The younger daughter will be thrilled. She loves the health and beauty section. The older daughter enjoys the prepared foods and we might be able to find her flageolet beans at $20 an ounce.
This is a kid who in an interview for camp, where she is being assured there will be lots of food for picky eaters, asks, “Do you have vegetables?” (And this being America, the answer is yes, in the form of raw broccoli florets in the salad bar, like at school. Americans, as a people, see vegetables as something that are best liquified and disguised as fruit juice rather than something anyone would go out of their way to eat.) This is a kid who happily eats quinoa. We are very much part of the target market for Whole Foods.
What I am told is that when a big-time store like Whole Foods comes to a city like ours, they don’t ask what sites are available, they simply figure out where they want to be and the city makes the site available. They have chosen a location that means the end of a two-story office building I photographed about a year ago. A building with a name that is painted on the glass in gold, outlined in black. A building occupied by beauty parlors, but which suggests smoke-filled accounting offices, with heavy, teal-colored adding machines.
It is exactly the kind of building I am always looking for, part of the city that time forgot dreamscape, in a city that is waking up and throwing the covers to the floor. Meanwhile, the Bad Wal-Mart will abandon its site for a building that is going up as we speak, the Enormous Wal-Mart.

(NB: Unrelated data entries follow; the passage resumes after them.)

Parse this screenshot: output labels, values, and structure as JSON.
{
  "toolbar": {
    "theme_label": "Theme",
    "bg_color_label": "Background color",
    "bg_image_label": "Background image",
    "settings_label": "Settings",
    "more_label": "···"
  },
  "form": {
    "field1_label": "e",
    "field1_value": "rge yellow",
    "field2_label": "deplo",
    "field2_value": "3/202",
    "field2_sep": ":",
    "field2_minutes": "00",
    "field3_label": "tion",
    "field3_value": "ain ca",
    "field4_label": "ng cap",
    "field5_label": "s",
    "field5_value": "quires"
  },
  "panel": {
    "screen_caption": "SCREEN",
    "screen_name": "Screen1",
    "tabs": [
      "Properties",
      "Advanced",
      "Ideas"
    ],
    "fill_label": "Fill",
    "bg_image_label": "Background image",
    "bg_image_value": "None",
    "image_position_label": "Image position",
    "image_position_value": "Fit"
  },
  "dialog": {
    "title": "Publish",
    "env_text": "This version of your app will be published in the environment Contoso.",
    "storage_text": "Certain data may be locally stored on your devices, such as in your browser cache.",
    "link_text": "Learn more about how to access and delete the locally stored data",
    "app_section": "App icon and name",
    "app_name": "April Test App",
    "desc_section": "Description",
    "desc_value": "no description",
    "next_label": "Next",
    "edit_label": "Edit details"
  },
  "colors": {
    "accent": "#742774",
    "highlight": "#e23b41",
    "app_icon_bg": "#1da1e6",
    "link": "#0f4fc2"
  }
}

Last weekend, I went out to Earth Fare, because we needed yellow lentils to make a Nigel Slater recipe. You can use red lentils, which are not quite as hard to find, but the yellow ones provide the nutty earthiness, which can accordingly be found at Earth Fare, which compared to the supermarkets near us might as well be Portland. It is much like Whole Foods, but too long of a drive to do often. The coming Whole Foods will be very centrally located. I can refrain from Earth Fare, but the Whole Foods will be hard to avoid.
I buy rainbow carrots, a piece of French cheese and the most right-on milk I can find.
My husband asks me to pick up charcoal and has a really negative reaction to what I end up getting, which is some kind of green briquette that is made out of coconut shells. It never occurred to me that these might impart a coconut flavor but I end up googling it (they don’t). But he is still affronted by them.
Fine, I say, I’ll take them back.
No, he says, that is a waste of time to drive all the way out there, for what, $14?
$7, I say.
Well $14 was about the most ridiculous amount I could think of, expletive deleted, revisits concept of charcoal made out of coconut shells.
It’s no trouble, I say. I’ll have to go back to for the deposit on the milk bottle.
I revisit the doomed building. There are a few hair places that still look operational. I stalk around it, peering into windows. To my surprise, the building door is ajar. I go in. There is a man cleaning out his office and a silent, angry woman with him, who won’t speak to me, saying she is just a client. His office is two small rooms and just heaps of papers. He seems unsurprised by my presence. He has only been there a couple of years. There are two imitation paintings on the wall, flowers, a harbor, and a half-full two-liter bottle of off-brand soda. It’s an accountancy office but no teal adding machine, just hideous grey fluorescence and paper.
In the corridor window of another… business?, are some hand-lettered signs. This is one of them. Have these been written in light of the eviction or do they just reflect the irony that catches up with all of us at some point?
Farewell, building, with your punning hair salons, your sadness, your philosophers.
Whole Foods, our people, have found us. Aren’t you relieved to be rescued? We have six times as many legumes as the supermarket and we bring you locally sourced biltong. Have we arrived just in time? Or is it too late?
Tread softly, Whole Foods. Just leave out a basket of rainbow carrots, a sourdough baguette, ethical shampoo, a selection of artisanal cheeses, some lavender-infused chocolate and wait for me to come creeping back in.